• **Task instructions**:
Show every line below where "Disk" appears.

• **Data under study**:

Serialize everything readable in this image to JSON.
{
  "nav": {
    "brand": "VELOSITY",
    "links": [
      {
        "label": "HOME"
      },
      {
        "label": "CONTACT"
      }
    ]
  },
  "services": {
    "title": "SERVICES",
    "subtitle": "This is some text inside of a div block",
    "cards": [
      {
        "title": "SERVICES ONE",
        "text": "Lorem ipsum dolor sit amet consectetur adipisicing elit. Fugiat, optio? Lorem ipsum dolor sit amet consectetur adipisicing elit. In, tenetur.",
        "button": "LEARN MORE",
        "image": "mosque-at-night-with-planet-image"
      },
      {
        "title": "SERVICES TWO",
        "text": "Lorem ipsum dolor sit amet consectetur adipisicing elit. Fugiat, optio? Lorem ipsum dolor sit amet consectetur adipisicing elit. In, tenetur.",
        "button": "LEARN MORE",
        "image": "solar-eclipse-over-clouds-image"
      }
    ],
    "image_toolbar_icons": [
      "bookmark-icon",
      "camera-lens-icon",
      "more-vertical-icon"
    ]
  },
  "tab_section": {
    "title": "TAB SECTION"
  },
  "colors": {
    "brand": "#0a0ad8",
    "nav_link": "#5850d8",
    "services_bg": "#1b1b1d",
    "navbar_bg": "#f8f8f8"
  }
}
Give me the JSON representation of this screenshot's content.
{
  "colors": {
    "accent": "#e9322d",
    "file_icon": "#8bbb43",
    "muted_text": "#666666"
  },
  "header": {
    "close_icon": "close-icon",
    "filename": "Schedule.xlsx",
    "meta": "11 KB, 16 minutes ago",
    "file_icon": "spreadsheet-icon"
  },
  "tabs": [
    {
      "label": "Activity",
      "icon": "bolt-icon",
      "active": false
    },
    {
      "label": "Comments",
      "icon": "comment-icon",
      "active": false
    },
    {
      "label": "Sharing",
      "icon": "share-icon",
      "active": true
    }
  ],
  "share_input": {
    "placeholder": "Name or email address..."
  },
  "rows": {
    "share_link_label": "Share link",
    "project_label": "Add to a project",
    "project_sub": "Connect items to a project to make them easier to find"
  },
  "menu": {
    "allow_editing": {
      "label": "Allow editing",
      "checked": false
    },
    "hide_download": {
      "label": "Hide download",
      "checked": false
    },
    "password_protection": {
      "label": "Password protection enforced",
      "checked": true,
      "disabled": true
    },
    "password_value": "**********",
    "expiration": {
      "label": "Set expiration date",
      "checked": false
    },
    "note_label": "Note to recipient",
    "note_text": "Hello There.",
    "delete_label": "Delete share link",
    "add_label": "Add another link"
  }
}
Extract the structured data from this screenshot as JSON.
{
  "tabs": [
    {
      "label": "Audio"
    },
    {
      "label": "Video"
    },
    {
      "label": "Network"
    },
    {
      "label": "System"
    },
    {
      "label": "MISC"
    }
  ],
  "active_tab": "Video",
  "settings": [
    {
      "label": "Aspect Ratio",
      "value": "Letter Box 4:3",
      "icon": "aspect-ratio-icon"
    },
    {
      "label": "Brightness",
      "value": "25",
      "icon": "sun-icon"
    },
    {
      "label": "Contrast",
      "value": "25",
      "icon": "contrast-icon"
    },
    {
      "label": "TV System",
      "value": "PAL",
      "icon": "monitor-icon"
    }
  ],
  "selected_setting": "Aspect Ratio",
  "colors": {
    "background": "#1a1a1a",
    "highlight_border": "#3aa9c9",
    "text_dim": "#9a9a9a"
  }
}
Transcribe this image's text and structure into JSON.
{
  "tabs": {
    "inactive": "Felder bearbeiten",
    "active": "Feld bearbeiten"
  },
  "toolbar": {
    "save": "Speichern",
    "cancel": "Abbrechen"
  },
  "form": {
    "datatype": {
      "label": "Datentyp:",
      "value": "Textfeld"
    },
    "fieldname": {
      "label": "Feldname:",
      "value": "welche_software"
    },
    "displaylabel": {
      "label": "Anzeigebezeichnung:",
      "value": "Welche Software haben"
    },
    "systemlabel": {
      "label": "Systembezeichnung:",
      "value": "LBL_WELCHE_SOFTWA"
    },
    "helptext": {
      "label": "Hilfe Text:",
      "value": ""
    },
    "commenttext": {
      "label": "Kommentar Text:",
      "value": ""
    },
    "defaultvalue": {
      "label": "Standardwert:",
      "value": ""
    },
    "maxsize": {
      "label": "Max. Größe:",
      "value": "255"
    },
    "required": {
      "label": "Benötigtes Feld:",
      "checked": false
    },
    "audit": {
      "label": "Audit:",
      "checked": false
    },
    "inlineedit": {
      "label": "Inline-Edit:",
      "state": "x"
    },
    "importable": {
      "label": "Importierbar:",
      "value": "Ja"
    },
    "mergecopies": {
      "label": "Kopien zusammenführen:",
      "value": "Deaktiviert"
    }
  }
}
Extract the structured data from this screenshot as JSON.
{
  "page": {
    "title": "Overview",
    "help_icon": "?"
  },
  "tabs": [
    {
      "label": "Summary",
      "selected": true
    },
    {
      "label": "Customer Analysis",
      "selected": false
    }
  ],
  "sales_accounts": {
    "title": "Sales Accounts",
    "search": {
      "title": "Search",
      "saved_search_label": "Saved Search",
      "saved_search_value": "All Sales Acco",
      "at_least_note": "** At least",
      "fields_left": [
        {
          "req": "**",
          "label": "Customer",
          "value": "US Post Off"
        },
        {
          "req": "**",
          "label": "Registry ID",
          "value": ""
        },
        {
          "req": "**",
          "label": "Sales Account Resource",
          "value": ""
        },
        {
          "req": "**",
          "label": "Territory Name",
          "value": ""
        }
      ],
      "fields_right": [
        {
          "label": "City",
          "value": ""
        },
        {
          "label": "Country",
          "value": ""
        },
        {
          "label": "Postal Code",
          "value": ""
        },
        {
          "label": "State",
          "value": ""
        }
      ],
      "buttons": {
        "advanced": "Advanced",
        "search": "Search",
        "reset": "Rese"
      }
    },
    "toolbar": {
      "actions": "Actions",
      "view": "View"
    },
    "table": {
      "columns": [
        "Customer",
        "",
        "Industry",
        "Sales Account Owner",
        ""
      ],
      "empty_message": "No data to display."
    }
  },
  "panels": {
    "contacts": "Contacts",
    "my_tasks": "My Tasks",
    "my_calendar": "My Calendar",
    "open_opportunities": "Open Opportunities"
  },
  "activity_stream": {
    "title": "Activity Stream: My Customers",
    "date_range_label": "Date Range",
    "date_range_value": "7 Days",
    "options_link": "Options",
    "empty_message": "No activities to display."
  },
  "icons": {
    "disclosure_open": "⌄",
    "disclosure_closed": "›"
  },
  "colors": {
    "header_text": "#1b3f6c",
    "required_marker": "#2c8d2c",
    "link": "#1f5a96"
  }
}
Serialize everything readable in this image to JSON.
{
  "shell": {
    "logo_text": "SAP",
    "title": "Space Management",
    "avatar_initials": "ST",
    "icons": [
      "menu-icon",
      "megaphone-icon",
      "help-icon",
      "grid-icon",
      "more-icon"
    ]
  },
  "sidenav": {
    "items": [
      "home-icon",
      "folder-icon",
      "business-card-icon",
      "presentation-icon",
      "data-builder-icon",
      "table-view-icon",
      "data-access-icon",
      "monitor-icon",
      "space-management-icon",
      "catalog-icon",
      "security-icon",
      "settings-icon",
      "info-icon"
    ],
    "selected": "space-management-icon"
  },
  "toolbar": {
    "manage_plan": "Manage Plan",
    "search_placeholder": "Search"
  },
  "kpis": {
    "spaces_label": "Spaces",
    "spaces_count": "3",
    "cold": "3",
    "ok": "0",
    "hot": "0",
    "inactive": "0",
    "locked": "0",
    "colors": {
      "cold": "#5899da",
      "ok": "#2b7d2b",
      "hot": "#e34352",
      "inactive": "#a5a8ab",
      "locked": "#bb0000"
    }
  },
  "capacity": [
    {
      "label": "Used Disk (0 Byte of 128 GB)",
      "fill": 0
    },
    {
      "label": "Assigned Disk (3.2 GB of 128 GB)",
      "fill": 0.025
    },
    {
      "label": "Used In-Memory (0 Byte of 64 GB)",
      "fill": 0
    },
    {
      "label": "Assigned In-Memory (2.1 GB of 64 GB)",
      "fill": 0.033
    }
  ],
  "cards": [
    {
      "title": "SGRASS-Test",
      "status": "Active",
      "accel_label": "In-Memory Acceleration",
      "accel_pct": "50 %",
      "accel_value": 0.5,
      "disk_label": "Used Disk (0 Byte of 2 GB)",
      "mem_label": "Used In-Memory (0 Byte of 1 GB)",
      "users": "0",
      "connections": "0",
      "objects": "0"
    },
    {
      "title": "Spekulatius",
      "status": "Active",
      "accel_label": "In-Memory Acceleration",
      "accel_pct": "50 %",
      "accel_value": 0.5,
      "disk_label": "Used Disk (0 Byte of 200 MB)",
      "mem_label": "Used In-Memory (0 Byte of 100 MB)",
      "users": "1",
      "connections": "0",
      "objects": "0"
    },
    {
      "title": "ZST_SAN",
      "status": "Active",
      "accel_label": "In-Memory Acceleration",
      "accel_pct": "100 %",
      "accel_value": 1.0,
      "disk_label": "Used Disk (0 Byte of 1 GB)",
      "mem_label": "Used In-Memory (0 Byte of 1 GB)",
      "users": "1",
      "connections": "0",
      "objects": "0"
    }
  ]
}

• **Exercise result**:
      "label": "Used Disk (0 Byte of 128 GB)",
      "label": "Assigned Disk (3.2 GB of 128 GB)",
      "disk_label": "Used Disk (0 Byte of 2 GB)",
      "disk_label": "Used Disk (0 Byte of 200 MB)",
      "disk_label": "Used Disk (0 Byte of 1 GB)",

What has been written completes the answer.